- WHAT TO DO -
In how many lines of the listing below does the word "improve" occur? Say only the number.

- EXCERPTED RECORDS -
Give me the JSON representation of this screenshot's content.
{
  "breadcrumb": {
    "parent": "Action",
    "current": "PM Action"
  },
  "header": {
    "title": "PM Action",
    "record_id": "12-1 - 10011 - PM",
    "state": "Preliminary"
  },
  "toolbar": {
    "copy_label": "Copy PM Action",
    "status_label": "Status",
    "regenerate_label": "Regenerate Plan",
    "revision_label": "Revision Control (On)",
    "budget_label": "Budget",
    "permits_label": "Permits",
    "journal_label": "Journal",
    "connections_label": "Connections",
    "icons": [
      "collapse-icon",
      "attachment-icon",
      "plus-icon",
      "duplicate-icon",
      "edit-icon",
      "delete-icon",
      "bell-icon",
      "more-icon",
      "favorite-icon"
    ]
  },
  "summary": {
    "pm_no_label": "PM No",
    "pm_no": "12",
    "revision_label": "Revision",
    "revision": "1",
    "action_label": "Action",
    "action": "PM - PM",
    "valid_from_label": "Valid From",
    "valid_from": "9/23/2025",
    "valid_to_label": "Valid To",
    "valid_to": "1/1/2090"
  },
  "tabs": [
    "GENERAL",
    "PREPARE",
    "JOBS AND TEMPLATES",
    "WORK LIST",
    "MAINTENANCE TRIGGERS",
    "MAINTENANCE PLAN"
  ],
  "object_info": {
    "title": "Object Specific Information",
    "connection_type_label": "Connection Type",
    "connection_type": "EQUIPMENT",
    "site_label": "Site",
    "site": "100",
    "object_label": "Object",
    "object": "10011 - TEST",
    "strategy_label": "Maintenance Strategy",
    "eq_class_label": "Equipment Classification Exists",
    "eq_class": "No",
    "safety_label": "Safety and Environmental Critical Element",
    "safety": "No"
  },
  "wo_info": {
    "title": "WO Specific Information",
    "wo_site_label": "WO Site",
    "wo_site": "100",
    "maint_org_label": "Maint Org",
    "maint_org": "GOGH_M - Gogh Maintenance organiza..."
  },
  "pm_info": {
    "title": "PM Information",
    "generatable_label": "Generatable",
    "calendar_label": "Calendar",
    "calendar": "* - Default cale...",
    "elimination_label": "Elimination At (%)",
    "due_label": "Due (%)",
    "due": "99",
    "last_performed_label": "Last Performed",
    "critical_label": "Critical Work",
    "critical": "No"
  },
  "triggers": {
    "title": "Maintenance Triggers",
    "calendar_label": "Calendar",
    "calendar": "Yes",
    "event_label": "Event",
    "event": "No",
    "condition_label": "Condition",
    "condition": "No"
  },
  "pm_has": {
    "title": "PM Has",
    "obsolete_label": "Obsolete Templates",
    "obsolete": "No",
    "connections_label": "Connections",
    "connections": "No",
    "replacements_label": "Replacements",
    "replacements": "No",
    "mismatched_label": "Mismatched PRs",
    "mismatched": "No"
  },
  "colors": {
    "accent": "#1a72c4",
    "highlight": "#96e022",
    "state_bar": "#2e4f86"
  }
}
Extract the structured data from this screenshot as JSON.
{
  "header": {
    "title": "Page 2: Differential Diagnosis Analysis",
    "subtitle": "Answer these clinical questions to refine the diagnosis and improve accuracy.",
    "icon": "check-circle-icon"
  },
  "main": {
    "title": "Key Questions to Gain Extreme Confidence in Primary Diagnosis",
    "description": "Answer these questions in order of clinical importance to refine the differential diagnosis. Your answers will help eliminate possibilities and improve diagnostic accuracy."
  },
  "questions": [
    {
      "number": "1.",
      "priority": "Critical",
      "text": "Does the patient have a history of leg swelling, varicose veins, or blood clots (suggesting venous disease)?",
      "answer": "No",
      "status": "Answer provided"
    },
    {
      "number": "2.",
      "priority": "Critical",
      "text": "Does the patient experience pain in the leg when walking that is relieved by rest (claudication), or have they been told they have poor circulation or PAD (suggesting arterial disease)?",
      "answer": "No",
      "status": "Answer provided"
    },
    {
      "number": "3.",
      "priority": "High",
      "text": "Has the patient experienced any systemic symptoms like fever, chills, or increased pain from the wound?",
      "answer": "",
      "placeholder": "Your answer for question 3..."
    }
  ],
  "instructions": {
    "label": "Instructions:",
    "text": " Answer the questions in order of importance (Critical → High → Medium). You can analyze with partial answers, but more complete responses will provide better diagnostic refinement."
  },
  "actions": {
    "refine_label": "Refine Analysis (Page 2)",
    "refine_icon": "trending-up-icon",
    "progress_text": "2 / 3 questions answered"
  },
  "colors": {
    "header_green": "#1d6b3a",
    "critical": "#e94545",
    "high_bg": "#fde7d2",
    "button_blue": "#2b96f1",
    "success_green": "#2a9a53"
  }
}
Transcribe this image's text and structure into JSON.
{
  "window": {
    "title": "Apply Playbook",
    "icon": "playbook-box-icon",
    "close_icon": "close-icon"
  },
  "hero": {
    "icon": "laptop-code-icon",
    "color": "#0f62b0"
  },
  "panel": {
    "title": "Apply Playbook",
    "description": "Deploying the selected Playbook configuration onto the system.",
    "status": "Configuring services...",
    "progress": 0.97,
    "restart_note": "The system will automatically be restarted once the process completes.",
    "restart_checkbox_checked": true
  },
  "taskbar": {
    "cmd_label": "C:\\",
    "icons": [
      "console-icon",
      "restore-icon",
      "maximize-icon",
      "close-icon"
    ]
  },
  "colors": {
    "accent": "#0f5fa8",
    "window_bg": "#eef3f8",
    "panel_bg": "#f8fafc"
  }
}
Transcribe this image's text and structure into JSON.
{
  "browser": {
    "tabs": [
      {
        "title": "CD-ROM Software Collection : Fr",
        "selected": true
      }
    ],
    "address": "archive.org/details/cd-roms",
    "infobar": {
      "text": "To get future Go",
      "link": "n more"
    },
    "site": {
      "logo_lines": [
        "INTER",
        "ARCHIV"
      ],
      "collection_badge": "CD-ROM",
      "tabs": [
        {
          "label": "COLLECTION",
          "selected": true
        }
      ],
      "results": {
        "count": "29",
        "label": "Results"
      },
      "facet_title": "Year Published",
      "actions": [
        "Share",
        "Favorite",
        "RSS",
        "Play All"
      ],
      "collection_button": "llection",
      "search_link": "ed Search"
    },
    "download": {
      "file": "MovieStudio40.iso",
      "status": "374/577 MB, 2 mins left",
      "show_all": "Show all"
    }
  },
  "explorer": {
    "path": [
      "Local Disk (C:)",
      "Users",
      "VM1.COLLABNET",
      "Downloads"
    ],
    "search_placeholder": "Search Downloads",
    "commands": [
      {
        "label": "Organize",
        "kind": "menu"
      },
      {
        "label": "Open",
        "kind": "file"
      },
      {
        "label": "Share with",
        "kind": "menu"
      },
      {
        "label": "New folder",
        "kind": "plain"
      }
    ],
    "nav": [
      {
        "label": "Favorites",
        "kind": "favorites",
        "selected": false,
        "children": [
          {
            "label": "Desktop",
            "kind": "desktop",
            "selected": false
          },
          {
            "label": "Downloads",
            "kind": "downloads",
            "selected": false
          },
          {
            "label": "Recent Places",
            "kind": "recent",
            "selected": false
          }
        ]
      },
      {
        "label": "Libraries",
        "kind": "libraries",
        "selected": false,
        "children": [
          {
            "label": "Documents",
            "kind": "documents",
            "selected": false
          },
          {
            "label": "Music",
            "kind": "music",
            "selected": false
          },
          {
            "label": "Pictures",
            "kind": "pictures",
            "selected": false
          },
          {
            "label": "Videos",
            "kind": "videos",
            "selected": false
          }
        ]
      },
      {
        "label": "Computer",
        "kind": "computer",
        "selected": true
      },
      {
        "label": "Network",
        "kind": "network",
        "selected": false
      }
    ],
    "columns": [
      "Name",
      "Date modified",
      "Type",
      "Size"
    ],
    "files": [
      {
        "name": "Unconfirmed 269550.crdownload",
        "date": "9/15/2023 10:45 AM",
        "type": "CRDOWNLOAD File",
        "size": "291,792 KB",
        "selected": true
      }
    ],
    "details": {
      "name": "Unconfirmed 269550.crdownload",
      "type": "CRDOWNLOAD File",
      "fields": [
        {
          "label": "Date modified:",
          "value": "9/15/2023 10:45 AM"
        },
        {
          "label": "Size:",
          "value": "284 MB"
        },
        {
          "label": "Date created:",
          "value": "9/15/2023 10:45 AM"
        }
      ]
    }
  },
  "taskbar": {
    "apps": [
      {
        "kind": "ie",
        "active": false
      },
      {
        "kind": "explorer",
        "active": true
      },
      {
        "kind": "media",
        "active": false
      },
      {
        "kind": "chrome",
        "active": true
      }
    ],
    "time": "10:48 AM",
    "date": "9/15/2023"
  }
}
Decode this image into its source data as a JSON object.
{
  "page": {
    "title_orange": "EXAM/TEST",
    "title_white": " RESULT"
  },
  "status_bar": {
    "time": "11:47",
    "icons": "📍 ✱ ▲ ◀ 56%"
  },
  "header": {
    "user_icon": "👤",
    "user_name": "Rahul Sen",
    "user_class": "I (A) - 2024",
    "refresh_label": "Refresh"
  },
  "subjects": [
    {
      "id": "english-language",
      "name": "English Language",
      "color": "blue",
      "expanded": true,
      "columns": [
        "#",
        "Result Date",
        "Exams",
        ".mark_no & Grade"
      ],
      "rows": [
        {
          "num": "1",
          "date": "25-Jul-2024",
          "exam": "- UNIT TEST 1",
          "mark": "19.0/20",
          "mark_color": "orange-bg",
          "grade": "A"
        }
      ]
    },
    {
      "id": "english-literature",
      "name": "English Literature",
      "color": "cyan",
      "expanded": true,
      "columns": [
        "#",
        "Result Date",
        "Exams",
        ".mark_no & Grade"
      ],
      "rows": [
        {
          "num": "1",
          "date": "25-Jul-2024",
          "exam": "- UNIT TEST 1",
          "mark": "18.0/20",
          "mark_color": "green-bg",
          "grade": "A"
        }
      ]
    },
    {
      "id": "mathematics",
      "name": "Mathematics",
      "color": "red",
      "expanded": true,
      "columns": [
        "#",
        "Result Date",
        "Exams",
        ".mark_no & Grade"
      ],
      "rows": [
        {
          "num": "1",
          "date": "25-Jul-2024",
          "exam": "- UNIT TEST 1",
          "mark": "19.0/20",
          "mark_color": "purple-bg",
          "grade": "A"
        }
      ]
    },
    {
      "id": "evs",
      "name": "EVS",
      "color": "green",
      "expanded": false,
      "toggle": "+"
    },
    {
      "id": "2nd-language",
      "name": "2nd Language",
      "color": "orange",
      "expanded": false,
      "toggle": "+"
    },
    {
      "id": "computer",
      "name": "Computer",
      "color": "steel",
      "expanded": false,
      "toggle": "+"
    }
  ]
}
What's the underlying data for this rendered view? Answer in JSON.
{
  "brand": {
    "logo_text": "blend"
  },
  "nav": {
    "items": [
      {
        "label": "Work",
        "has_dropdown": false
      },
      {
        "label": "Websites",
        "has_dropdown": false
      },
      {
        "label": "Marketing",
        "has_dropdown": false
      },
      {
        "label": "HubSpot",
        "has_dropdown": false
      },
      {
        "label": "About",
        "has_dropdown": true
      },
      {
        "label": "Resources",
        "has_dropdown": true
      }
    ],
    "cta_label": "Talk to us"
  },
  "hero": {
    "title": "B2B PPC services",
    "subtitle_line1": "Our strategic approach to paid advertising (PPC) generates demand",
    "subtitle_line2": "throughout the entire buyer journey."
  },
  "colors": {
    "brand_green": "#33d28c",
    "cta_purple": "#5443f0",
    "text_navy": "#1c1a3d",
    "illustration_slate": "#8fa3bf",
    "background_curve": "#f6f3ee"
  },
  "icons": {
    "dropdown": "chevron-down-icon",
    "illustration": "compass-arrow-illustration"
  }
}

- TASK SOLUTION -
2